**Aim of the exercise**
Look through the lines below for the word "title", and copy every line that has it.

[Dataset rows describing interfaces]
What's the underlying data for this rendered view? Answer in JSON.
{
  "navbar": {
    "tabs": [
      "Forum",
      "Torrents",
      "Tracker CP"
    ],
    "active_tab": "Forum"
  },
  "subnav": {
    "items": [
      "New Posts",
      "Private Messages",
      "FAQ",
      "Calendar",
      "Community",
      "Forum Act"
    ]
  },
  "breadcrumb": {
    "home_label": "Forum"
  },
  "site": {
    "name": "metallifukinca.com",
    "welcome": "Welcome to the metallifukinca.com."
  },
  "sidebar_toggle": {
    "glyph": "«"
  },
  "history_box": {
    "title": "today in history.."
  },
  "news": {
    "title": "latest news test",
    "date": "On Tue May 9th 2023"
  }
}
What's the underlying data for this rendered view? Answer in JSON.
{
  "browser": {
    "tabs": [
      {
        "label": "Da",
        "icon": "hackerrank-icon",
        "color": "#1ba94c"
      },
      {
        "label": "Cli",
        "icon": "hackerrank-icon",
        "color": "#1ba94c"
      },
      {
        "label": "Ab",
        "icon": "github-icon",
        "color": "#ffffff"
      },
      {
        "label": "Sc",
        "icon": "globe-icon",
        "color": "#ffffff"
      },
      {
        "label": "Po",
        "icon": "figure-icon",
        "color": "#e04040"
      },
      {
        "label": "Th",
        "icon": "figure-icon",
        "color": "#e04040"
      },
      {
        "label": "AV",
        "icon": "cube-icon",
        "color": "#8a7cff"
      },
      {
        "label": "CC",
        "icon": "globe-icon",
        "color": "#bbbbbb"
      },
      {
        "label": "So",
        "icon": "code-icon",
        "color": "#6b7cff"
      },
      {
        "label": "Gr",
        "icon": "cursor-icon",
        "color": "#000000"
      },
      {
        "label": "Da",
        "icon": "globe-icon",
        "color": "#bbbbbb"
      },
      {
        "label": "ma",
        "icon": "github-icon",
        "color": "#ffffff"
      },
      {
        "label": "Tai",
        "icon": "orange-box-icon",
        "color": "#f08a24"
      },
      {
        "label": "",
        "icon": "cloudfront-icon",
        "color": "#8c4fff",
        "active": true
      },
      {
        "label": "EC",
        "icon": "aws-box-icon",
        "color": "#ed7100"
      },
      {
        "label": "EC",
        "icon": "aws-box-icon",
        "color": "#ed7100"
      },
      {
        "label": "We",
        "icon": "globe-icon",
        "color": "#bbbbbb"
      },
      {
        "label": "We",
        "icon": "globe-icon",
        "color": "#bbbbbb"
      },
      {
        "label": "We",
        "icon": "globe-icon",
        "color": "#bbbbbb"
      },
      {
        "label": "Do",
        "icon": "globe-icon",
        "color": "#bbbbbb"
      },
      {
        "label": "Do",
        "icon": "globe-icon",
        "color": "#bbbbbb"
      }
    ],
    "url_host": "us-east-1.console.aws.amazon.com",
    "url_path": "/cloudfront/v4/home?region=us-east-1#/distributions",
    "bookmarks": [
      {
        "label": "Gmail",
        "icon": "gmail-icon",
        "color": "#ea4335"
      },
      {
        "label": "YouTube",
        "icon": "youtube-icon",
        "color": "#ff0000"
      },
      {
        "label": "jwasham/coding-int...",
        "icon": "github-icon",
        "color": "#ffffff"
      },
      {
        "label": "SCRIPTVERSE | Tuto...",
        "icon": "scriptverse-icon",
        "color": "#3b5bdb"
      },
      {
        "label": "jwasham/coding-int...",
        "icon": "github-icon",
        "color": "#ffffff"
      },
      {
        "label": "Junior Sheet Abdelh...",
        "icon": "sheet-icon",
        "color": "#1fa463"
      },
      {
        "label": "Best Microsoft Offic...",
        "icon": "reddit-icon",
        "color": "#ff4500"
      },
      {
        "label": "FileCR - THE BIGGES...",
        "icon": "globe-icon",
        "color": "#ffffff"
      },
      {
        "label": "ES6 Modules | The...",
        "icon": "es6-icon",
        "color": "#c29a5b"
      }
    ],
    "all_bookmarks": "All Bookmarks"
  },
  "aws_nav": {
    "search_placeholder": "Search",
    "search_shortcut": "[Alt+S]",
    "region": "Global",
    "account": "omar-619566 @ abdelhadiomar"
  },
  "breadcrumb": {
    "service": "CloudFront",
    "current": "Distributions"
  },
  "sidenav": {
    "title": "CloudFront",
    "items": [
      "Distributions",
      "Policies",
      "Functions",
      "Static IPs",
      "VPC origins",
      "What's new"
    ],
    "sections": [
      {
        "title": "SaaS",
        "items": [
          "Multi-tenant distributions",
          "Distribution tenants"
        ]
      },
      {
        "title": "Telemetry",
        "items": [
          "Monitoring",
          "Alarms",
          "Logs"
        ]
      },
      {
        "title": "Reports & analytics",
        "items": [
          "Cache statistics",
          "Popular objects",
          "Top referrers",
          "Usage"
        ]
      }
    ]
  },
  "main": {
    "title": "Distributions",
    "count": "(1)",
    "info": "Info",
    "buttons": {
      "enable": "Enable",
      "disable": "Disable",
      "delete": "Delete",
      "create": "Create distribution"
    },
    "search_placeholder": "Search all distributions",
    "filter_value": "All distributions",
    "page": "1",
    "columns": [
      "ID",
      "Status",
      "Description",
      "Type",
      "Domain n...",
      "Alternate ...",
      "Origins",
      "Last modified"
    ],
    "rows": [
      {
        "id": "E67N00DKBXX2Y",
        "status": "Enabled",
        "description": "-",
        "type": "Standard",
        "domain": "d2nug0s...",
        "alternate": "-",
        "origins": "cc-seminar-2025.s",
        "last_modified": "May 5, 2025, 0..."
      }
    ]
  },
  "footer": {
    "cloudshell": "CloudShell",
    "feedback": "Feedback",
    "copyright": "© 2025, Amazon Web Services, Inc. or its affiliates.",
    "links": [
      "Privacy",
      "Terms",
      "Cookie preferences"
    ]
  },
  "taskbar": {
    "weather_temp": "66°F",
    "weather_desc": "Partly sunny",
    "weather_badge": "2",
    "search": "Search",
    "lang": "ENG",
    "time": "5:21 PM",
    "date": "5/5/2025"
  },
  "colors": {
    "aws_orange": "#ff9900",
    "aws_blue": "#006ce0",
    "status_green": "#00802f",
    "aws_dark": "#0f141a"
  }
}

**Response to this exercise**
    "title": "today in history.."
    "title": "latest news test",
    "title": "CloudFront",
        "title": "SaaS",
        "title": "Telemetry",
        "title": "Reports & analytics",
    "title": "Distributions",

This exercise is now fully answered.